▶ [What the task requires]
Without the pictures, repeat all of the data exactly as it appears below.

▶ [Source data]
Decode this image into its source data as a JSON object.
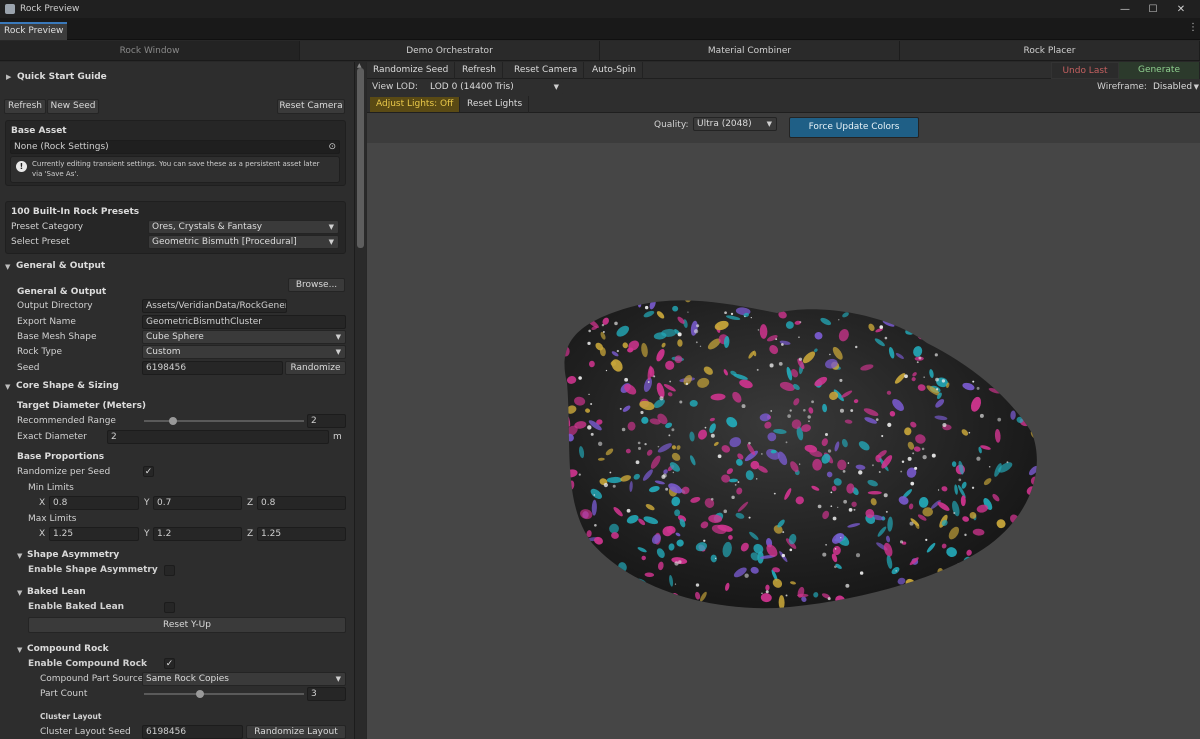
{
  "window": {
    "title": "Rock Preview",
    "controls": {
      "minimize": "—",
      "maximize": "☐",
      "close": "✕"
    }
  },
  "tabs": {
    "active": "Rock Preview",
    "menu": "⋮"
  },
  "nav": {
    "items": [
      "Rock Window",
      "Demo Orchestrator",
      "Material Combiner",
      "Rock Placer"
    ]
  },
  "left": {
    "quick_start": "Quick Start Guide",
    "buttons": {
      "refresh": "Refresh",
      "new_seed": "New Seed",
      "reset_camera": "Reset Camera"
    },
    "base_asset": {
      "title": "Base Asset",
      "value": "None (Rock Settings)",
      "info_line1": "Currently editing transient settings. You can save these as a persistent asset later",
      "info_line2": "via 'Save As'."
    },
    "presets": {
      "title": "100 Built-In Rock Presets",
      "category_label": "Preset Category",
      "category_value": "Ores, Crystals & Fantasy",
      "preset_label": "Select Preset",
      "preset_value": "Geometric Bismuth [Procedural]"
    },
    "general": {
      "section": "General & Output",
      "browse": "Browse...",
      "sub": "General & Output",
      "output_dir_label": "Output Directory",
      "output_dir_value": "Assets/VeridianData/RockGenera",
      "export_label": "Export Name",
      "export_value": "GeometricBismuthCluster",
      "mesh_label": "Base Mesh Shape",
      "mesh_value": "Cube Sphere",
      "type_label": "Rock Type",
      "type_value": "Custom",
      "seed_label": "Seed",
      "seed_value": "6198456",
      "randomize": "Randomize"
    },
    "core": {
      "section": "Core Shape & Sizing",
      "target": "Target Diameter (Meters)",
      "range_label": "Recommended Range",
      "range_value": "2",
      "range_fraction": 0.18,
      "exact_label": "Exact Diameter",
      "exact_value": "2",
      "exact_unit": "m",
      "proportions": "Base Proportions",
      "rand_label": "Randomize per Seed",
      "rand_checked": true,
      "min": "Min Limits",
      "max": "Max Limits",
      "x": "X",
      "y": "Y",
      "z": "Z",
      "min_x": "0.8",
      "min_y": "0.7",
      "min_z": "0.8",
      "max_x": "1.25",
      "max_y": "1.2",
      "max_z": "1.25"
    },
    "asym": {
      "section": "Shape Asymmetry",
      "enable": "Enable Shape Asymmetry",
      "checked": false
    },
    "lean": {
      "section": "Baked Lean",
      "enable": "Enable Baked Lean",
      "checked": false,
      "reset": "Reset Y-Up"
    },
    "compound": {
      "section": "Compound Rock",
      "enable": "Enable Compound Rock",
      "checked": true,
      "source_label": "Compound Part Source",
      "source_value": "Same Rock Copies",
      "count_label": "Part Count",
      "count_value": "3",
      "count_fraction": 0.35,
      "cluster": "Cluster Layout",
      "cluster_seed_label": "Cluster Layout Seed",
      "cluster_seed_value": "6198456",
      "randomize_layout": "Randomize Layout"
    }
  },
  "toolbar": {
    "randomize_seed": "Randomize Seed",
    "refresh": "Refresh",
    "reset_camera": "Reset Camera",
    "auto_spin": "Auto-Spin",
    "undo_last": "Undo Last",
    "generate_prefab": "Generate Prefab",
    "view_lod_label": "View LOD:",
    "view_lod_value": "LOD 0 (14400 Tris)",
    "wireframe_label": "Wireframe:",
    "wireframe_value": "Disabled",
    "adjust_lights": "Adjust Lights: Off",
    "reset_lights": "Reset Lights",
    "quality_label": "Quality:",
    "quality_value": "Ultra (2048)",
    "force_update": "Force Update Colors"
  },
  "colors": {
    "accent_blue": "#1f5f86",
    "adjust_bg": "#5a4a14",
    "undo_text": "#c46060",
    "generate_text": "#8fd08f",
    "spot_pink": "#d0348f",
    "spot_cyan": "#23a9b8",
    "spot_gold": "#c8a63a",
    "spot_purple": "#7a5bd0"
  }
}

▶ [Problem solution]
Decode this image into its source data as a JSON object.
{
  "window": {
    "title": "Rock Preview",
    "controls": {
      "minimize": "—",
      "maximize": "☐",
      "close": "✕"
    }
  },
  "tabs": {
    "active": "Rock Preview",
    "menu": "⋮"
  },
  "nav": {
    "items": [
      "Rock Window",
      "Demo Orchestrator",
      "Material Combiner",
      "Rock Placer"
    ]
  },
  "left": {
    "quick_start": "Quick Start Guide",
    "buttons": {
      "refresh": "Refresh",
      "new_seed": "New Seed",
      "reset_camera": "Reset Camera"
    },
    "base_asset": {
      "title": "Base Asset",
      "value": "None (Rock Settings)",
      "info_line1": "Currently editing transient settings. You can save these as a persistent asset later",
      "info_line2": "via 'Save As'."
    },
    "presets": {
      "title": "100 Built-In Rock Presets",
      "category_label": "Preset Category",
      "category_value": "Ores, Crystals & Fantasy",
      "preset_label": "Select Preset",
      "preset_value": "Geometric Bismuth [Procedural]"
    },
    "general": {
      "section": "General & Output",
      "browse": "Browse...",
      "sub": "General & Output",
      "output_dir_label": "Output Directory",
      "output_dir_value": "Assets/VeridianData/RockGenera",
      "export_label": "Export Name",
      "export_value": "GeometricBismuthCluster",
      "mesh_label": "Base Mesh Shape",
      "mesh_value": "Cube Sphere",
      "type_label": "Rock Type",
      "type_value": "Custom",
      "seed_label": "Seed",
      "seed_value": "6198456",
      "randomize": "Randomize"
    },
    "core": {
      "section": "Core Shape & Sizing",
      "target": "Target Diameter (Meters)",
      "range_label": "Recommended Range",
      "range_value": "2",
      "range_fraction": 0.18,
      "exact_label": "Exact Diameter",
      "exact_value": "2",
      "exact_unit": "m",
      "proportions": "Base Proportions",
      "rand_label": "Randomize per Seed",
      "rand_checked": true,
      "min": "Min Limits",
      "max": "Max Limits",
      "x": "X",
      "y": "Y",
      "z": "Z",
      "min_x": "0.8",
      "min_y": "0.7",
      "min_z": "0.8",
      "max_x": "1.25",
      "max_y": "1.2",
      "max_z": "1.25"
    },
    "asym": {
      "section": "Shape Asymmetry",
      "enable": "Enable Shape Asymmetry",
      "checked": false
    },
    "lean": {
      "section": "Baked Lean",
      "enable": "Enable Baked Lean",
      "checked": false,
      "reset": "Reset Y-Up"
    },
    "compound": {
      "section": "Compound Rock",
      "enable": "Enable Compound Rock",
      "checked": true,
      "source_label": "Compound Part Source",
      "source_value": "Same Rock Copies",
      "count_label": "Part Count",
      "count_value": "3",
      "count_fraction": 0.35,
      "cluster": "Cluster Layout",
      "cluster_seed_label": "Cluster Layout Seed",
      "cluster_seed_value": "6198456",
      "randomize_layout": "Randomize Layout"
    }
  },
  "toolbar": {
    "randomize_seed": "Randomize Seed",
    "refresh": "Refresh",
    "reset_camera": "Reset Camera",
    "auto_spin": "Auto-Spin",
    "undo_last": "Undo Last",
    "generate_prefab": "Generate Prefab",
    "view_lod_label": "View LOD:",
    "view_lod_value": "LOD 0 (14400 Tris)",
    "wireframe_label": "Wireframe:",
    "wireframe_value": "Disabled",
    "adjust_lights": "Adjust Lights: Off",
    "reset_lights": "Reset Lights",
    "quality_label": "Quality:",
    "quality_value": "Ultra (2048)",
    "force_update": "Force Update Colors"
  },
  "colors": {
    "accent_blue": "#1f5f86",
    "adjust_bg": "#5a4a14",
    "undo_text": "#c46060",
    "generate_text": "#8fd08f",
    "spot_pink": "#d0348f",
    "spot_cyan": "#23a9b8",
    "spot_gold": "#c8a63a",
    "spot_purple": "#7a5bd0"
  }
}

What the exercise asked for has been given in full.